***** Data records

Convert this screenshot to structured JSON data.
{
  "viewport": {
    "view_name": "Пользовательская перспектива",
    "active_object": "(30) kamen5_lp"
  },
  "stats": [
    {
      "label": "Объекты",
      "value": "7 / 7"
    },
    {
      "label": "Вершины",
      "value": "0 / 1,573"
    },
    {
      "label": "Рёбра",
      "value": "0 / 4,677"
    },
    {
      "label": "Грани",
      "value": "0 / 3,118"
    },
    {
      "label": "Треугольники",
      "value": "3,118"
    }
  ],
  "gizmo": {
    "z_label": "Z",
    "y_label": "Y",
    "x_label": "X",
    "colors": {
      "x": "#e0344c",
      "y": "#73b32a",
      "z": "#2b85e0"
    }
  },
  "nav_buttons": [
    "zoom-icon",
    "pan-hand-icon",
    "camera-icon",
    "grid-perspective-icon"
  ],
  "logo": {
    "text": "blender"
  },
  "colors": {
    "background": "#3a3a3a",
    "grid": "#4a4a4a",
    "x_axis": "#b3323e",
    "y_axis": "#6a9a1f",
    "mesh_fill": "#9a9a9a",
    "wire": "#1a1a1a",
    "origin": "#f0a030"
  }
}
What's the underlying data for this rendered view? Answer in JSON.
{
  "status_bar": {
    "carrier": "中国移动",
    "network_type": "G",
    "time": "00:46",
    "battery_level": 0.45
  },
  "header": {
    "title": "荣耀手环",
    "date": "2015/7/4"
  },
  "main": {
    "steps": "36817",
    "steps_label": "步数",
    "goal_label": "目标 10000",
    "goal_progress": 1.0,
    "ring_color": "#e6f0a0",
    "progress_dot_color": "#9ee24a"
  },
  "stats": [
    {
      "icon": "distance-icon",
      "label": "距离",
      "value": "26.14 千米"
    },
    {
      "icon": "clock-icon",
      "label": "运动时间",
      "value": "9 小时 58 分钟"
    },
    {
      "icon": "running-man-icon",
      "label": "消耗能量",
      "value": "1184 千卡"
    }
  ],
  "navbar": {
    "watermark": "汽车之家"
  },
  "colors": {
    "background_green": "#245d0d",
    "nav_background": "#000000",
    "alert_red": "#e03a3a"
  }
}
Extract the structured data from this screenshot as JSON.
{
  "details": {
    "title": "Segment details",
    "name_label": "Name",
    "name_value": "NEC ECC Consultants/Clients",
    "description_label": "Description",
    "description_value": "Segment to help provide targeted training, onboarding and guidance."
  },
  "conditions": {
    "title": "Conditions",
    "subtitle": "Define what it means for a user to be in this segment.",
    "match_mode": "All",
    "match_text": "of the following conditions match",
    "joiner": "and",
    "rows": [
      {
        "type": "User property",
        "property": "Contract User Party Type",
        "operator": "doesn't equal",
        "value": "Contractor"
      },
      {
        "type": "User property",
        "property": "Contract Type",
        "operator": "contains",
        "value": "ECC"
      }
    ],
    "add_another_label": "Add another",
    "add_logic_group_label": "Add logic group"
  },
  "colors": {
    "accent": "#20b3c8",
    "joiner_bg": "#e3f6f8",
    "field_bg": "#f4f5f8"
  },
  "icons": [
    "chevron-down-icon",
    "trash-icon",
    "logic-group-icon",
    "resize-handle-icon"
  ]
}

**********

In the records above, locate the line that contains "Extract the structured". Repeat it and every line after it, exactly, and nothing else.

__Answer to this exercise__:
Extract the structured data from this screenshot as JSON.
{
  "details": {
    "title": "Segment details",
    "name_label": "Name",
    "name_value": "NEC ECC Consultants/Clients",
    "description_label": "Description",
    "description_value": "Segment to help provide targeted training, onboarding and guidance."
  },
  "conditions": {
    "title": "Conditions",
    "subtitle": "Define what it means for a user to be in this segment.",
    "match_mode": "All",
    "match_text": "of the following conditions match",
    "joiner": "and",
    "rows": [
      {
        "type": "User property",
        "property": "Contract User Party Type",
        "operator": "doesn't equal",
        "value": "Contractor"
      },
      {
        "type": "User property",
        "property": "Contract Type",
        "operator": "contains",
        "value": "ECC"
      }
    ],
    "add_another_label": "Add another",
    "add_logic_group_label": "Add logic group"
  },
  "colors": {
    "accent": "#20b3c8",
    "joiner_bg": "#e3f6f8",
    "field_bg": "#f4f5f8"
  },
  "icons": [
    "chevron-down-icon",
    "trash-icon",
    "logic-group-icon",
    "resize-handle-icon"
  ]
}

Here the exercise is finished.